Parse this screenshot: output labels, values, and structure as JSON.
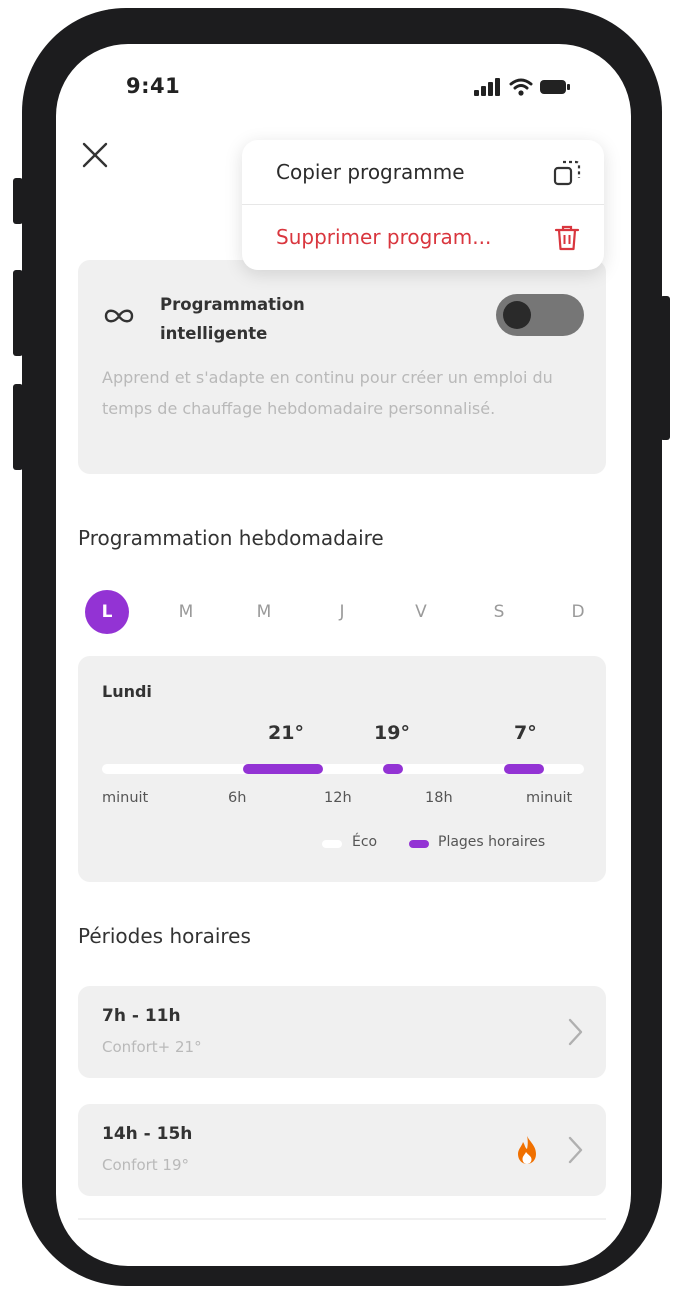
{
  "status_bar": {
    "time": "9:41",
    "icons": [
      "signal-icon",
      "wifi-icon",
      "battery-icon"
    ]
  },
  "header": {
    "close_icon": "close-icon"
  },
  "menu": {
    "copy_label": "Copier programme",
    "copy_icon": "copy-icon",
    "delete_label": "Supprimer program...",
    "delete_icon": "trash-icon",
    "delete_color": "#d9363e"
  },
  "smart": {
    "icon": "infinity-icon",
    "title_line1": "Programmation",
    "title_line2": "intelligente",
    "description": "Apprend et s'adapte en continu pour créer un emploi du temps de chauffage hebdomadaire personnalisé.",
    "toggle_on": false
  },
  "weekly": {
    "title": "Programmation hebdomadaire",
    "days": [
      "L",
      "M",
      "M",
      "J",
      "V",
      "S",
      "D"
    ],
    "selected_day_index": 0,
    "accent": "#9333d4"
  },
  "schedule": {
    "day_name": "Lundi",
    "temp_labels": [
      "21°",
      "19°",
      "7°"
    ],
    "time_ticks": [
      "minuit",
      "6h",
      "12h",
      "18h",
      "minuit"
    ],
    "slots_hours": [
      [
        7,
        11
      ],
      [
        14,
        15
      ],
      [
        20,
        22
      ]
    ],
    "legend_eco": "Éco",
    "legend_slots": "Plages horaires"
  },
  "periods": {
    "title": "Périodes horaires",
    "items": [
      {
        "range": "7h - 11h",
        "mode": "Confort+ 21°",
        "heating": false
      },
      {
        "range": "14h - 15h",
        "mode": "Confort 19°",
        "heating": true
      }
    ],
    "flame_color": "#f07000"
  }
}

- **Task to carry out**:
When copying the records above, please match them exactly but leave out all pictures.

- **Answer box**:
Parse this screenshot: output labels, values, and structure as JSON.
{
  "status_bar": {
    "time": "9:41",
    "icons": [
      "signal-icon",
      "wifi-icon",
      "battery-icon"
    ]
  },
  "header": {
    "close_icon": "close-icon"
  },
  "menu": {
    "copy_label": "Copier programme",
    "copy_icon": "copy-icon",
    "delete_label": "Supprimer program...",
    "delete_icon": "trash-icon",
    "delete_color": "#d9363e"
  },
  "smart": {
    "icon": "infinity-icon",
    "title_line1": "Programmation",
    "title_line2": "intelligente",
    "description": "Apprend et s'adapte en continu pour créer un emploi du temps de chauffage hebdomadaire personnalisé.",
    "toggle_on": false
  },
  "weekly": {
    "title": "Programmation hebdomadaire",
    "days": [
      "L",
      "M",
      "M",
      "J",
      "V",
      "S",
      "D"
    ],
    "selected_day_index": 0,
    "accent": "#9333d4"
  },
  "schedule": {
    "day_name": "Lundi",
    "temp_labels": [
      "21°",
      "19°",
      "7°"
    ],
    "time_ticks": [
      "minuit",
      "6h",
      "12h",
      "18h",
      "minuit"
    ],
    "slots_hours": [
      [
        7,
        11
      ],
      [
        14,
        15
      ],
      [
        20,
        22
      ]
    ],
    "legend_eco": "Éco",
    "legend_slots": "Plages horaires"
  },
  "periods": {
    "title": "Périodes horaires",
    "items": [
      {
        "range": "7h - 11h",
        "mode": "Confort+ 21°",
        "heating": false
      },
      {
        "range": "14h - 15h",
        "mode": "Confort 19°",
        "heating": true
      }
    ],
    "flame_color": "#f07000"
  }
}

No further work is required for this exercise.